Problem to work on >> Emit the entire listing verbatim.

Given entries >>
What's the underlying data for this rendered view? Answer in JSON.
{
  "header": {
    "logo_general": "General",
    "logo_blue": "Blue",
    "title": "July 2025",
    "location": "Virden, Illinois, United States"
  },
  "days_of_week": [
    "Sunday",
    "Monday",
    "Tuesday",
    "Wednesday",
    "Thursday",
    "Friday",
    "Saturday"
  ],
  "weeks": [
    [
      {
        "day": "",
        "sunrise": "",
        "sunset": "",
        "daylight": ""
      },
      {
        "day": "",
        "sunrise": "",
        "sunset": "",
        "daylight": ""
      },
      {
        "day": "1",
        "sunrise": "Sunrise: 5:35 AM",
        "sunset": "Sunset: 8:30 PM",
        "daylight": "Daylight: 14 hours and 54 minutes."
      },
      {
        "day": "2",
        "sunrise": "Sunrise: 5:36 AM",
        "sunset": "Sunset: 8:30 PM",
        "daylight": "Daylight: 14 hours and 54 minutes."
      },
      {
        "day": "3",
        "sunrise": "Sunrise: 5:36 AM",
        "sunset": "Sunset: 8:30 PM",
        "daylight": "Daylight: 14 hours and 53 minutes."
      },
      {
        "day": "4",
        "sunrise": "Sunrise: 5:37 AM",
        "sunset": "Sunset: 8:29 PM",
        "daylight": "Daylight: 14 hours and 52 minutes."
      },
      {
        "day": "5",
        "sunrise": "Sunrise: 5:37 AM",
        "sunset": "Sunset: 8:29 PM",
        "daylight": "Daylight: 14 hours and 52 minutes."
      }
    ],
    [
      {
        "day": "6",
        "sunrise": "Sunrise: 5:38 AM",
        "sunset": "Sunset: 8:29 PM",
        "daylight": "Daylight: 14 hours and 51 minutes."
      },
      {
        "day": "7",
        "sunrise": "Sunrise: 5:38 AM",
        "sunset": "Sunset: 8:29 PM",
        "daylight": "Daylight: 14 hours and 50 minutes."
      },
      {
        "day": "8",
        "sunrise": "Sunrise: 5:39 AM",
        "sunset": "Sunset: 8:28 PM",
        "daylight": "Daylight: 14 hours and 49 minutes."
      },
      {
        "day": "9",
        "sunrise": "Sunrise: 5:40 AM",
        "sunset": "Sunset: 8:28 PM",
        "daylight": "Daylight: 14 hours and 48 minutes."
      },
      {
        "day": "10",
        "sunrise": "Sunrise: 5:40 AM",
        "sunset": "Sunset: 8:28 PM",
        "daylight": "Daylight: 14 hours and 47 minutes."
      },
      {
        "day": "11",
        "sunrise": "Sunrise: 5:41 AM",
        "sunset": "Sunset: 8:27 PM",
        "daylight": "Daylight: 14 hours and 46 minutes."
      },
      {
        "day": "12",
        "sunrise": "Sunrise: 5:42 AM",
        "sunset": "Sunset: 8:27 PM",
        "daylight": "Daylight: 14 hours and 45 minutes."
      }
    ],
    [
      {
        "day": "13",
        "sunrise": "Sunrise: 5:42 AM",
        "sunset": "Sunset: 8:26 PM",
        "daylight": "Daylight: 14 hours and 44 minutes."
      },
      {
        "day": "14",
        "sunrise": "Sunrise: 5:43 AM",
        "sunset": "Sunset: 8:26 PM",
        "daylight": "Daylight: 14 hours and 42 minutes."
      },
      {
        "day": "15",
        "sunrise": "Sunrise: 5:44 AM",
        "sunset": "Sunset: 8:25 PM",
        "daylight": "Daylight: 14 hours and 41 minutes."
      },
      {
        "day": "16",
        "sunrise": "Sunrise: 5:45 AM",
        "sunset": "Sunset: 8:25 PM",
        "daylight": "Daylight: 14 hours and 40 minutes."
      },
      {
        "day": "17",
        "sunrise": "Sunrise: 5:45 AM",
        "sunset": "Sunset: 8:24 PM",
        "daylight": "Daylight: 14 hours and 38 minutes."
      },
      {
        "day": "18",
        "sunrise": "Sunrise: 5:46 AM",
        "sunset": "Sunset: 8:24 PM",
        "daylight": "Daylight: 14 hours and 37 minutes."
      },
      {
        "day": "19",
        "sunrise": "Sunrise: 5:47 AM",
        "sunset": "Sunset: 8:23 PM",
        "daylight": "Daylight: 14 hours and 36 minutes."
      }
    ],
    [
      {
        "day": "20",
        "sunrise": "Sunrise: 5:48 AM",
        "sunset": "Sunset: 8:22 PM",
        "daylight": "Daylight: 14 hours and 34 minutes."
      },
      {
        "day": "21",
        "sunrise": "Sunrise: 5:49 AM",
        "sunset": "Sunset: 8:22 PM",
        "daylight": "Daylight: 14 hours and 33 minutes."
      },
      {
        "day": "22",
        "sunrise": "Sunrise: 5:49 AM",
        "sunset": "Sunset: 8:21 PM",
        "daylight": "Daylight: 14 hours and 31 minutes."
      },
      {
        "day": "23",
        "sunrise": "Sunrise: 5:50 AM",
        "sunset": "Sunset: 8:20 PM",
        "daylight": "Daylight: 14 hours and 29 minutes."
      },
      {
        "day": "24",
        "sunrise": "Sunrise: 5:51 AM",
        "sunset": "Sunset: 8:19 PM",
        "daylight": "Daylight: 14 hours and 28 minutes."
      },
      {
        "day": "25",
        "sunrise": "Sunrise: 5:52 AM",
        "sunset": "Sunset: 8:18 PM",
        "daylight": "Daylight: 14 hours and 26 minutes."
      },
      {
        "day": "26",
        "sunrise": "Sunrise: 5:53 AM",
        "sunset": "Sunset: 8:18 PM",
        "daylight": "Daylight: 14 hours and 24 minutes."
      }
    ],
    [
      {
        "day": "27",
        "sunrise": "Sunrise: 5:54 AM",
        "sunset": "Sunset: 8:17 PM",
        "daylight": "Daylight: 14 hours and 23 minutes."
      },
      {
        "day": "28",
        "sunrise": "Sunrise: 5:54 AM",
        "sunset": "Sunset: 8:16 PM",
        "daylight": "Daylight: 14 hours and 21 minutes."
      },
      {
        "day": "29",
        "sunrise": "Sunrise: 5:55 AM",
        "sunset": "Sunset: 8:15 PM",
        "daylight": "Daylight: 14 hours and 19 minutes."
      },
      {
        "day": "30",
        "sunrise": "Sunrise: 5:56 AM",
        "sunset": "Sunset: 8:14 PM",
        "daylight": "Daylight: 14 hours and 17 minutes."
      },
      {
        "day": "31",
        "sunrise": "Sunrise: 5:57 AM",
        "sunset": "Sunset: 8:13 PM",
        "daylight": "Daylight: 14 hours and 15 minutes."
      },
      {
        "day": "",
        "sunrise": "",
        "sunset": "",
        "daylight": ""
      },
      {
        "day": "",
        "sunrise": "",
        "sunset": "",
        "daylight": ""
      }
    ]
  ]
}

Task solution >>
What's the underlying data for this rendered view? Answer in JSON.
{
  "header": {
    "logo_general": "General",
    "logo_blue": "Blue",
    "title": "July 2025",
    "location": "Virden, Illinois, United States"
  },
  "days_of_week": [
    "Sunday",
    "Monday",
    "Tuesday",
    "Wednesday",
    "Thursday",
    "Friday",
    "Saturday"
  ],
  "weeks": [
    [
      {
        "day": "",
        "sunrise": "",
        "sunset": "",
        "daylight": ""
      },
      {
        "day": "",
        "sunrise": "",
        "sunset": "",
        "daylight": ""
      },
      {
        "day": "1",
        "sunrise": "Sunrise: 5:35 AM",
        "sunset": "Sunset: 8:30 PM",
        "daylight": "Daylight: 14 hours and 54 minutes."
      },
      {
        "day": "2",
        "sunrise": "Sunrise: 5:36 AM",
        "sunset": "Sunset: 8:30 PM",
        "daylight": "Daylight: 14 hours and 54 minutes."
      },
      {
        "day": "3",
        "sunrise": "Sunrise: 5:36 AM",
        "sunset": "Sunset: 8:30 PM",
        "daylight": "Daylight: 14 hours and 53 minutes."
      },
      {
        "day": "4",
        "sunrise": "Sunrise: 5:37 AM",
        "sunset": "Sunset: 8:29 PM",
        "daylight": "Daylight: 14 hours and 52 minutes."
      },
      {
        "day": "5",
        "sunrise": "Sunrise: 5:37 AM",
        "sunset": "Sunset: 8:29 PM",
        "daylight": "Daylight: 14 hours and 52 minutes."
      }
    ],
    [
      {
        "day": "6",
        "sunrise": "Sunrise: 5:38 AM",
        "sunset": "Sunset: 8:29 PM",
        "daylight": "Daylight: 14 hours and 51 minutes."
      },
      {
        "day": "7",
        "sunrise": "Sunrise: 5:38 AM",
        "sunset": "Sunset: 8:29 PM",
        "daylight": "Daylight: 14 hours and 50 minutes."
      },
      {
        "day": "8",
        "sunrise": "Sunrise: 5:39 AM",
        "sunset": "Sunset: 8:28 PM",
        "daylight": "Daylight: 14 hours and 49 minutes."
      },
      {
        "day": "9",
        "sunrise": "Sunrise: 5:40 AM",
        "sunset": "Sunset: 8:28 PM",
        "daylight": "Daylight: 14 hours and 48 minutes."
      },
      {
        "day": "10",
        "sunrise": "Sunrise: 5:40 AM",
        "sunset": "Sunset: 8:28 PM",
        "daylight": "Daylight: 14 hours and 47 minutes."
      },
      {
        "day": "11",
        "sunrise": "Sunrise: 5:41 AM",
        "sunset": "Sunset: 8:27 PM",
        "daylight": "Daylight: 14 hours and 46 minutes."
      },
      {
        "day": "12",
        "sunrise": "Sunrise: 5:42 AM",
        "sunset": "Sunset: 8:27 PM",
        "daylight": "Daylight: 14 hours and 45 minutes."
      }
    ],
    [
      {
        "day": "13",
        "sunrise": "Sunrise: 5:42 AM",
        "sunset": "Sunset: 8:26 PM",
        "daylight": "Daylight: 14 hours and 44 minutes."
      },
      {
        "day": "14",
        "sunrise": "Sunrise: 5:43 AM",
        "sunset": "Sunset: 8:26 PM",
        "daylight": "Daylight: 14 hours and 42 minutes."
      },
      {
        "day": "15",
        "sunrise": "Sunrise: 5:44 AM",
        "sunset": "Sunset: 8:25 PM",
        "daylight": "Daylight: 14 hours and 41 minutes."
      },
      {
        "day": "16",
        "sunrise": "Sunrise: 5:45 AM",
        "sunset": "Sunset: 8:25 PM",
        "daylight": "Daylight: 14 hours and 40 minutes."
      },
      {
        "day": "17",
        "sunrise": "Sunrise: 5:45 AM",
        "sunset": "Sunset: 8:24 PM",
        "daylight": "Daylight: 14 hours and 38 minutes."
      },
      {
        "day": "18",
        "sunrise": "Sunrise: 5:46 AM",
        "sunset": "Sunset: 8:24 PM",
        "daylight": "Daylight: 14 hours and 37 minutes."
      },
      {
        "day": "19",
        "sunrise": "Sunrise: 5:47 AM",
        "sunset": "Sunset: 8:23 PM",
        "daylight": "Daylight: 14 hours and 36 minutes."
      }
    ],
    [
      {
        "day": "20",
        "sunrise": "Sunrise: 5:48 AM",
        "sunset": "Sunset: 8:22 PM",
        "daylight": "Daylight: 14 hours and 34 minutes."
      },
      {
        "day": "21",
        "sunrise": "Sunrise: 5:49 AM",
        "sunset": "Sunset: 8:22 PM",
        "daylight": "Daylight: 14 hours and 33 minutes."
      },
      {
        "day": "22",
        "sunrise": "Sunrise: 5:49 AM",
        "sunset": "Sunset: 8:21 PM",
        "daylight": "Daylight: 14 hours and 31 minutes."
      },
      {
        "day": "23",
        "sunrise": "Sunrise: 5:50 AM",
        "sunset": "Sunset: 8:20 PM",
        "daylight": "Daylight: 14 hours and 29 minutes."
      },
      {
        "day": "24",
        "sunrise": "Sunrise: 5:51 AM",
        "sunset": "Sunset: 8:19 PM",
        "daylight": "Daylight: 14 hours and 28 minutes."
      },
      {
        "day": "25",
        "sunrise": "Sunrise: 5:52 AM",
        "sunset": "Sunset: 8:18 PM",
        "daylight": "Daylight: 14 hours and 26 minutes."
      },
      {
        "day": "26",
        "sunrise": "Sunrise: 5:53 AM",
        "sunset": "Sunset: 8:18 PM",
        "daylight": "Daylight: 14 hours and 24 minutes."
      }
    ],
    [
      {
        "day": "27",
        "sunrise": "Sunrise: 5:54 AM",
        "sunset": "Sunset: 8:17 PM",
        "daylight": "Daylight: 14 hours and 23 minutes."
      },
      {
        "day": "28",
        "sunrise": "Sunrise: 5:54 AM",
        "sunset": "Sunset: 8:16 PM",
        "daylight": "Daylight: 14 hours and 21 minutes."
      },
      {
        "day": "29",
        "sunrise": "Sunrise: 5:55 AM",
        "sunset": "Sunset: 8:15 PM",
        "daylight": "Daylight: 14 hours and 19 minutes."
      },
      {
        "day": "30",
        "sunrise": "Sunrise: 5:56 AM",
        "sunset": "Sunset: 8:14 PM",
        "daylight": "Daylight: 14 hours and 17 minutes."
      },
      {
        "day": "31",
        "sunrise": "Sunrise: 5:57 AM",
        "sunset": "Sunset: 8:13 PM",
        "daylight": "Daylight: 14 hours and 15 minutes."
      },
      {
        "day": "",
        "sunrise": "",
        "sunset": "",
        "daylight": ""
      },
      {
        "day": "",
        "sunrise": "",
        "sunset": "",
        "daylight": ""
      }
    ]
  ]
}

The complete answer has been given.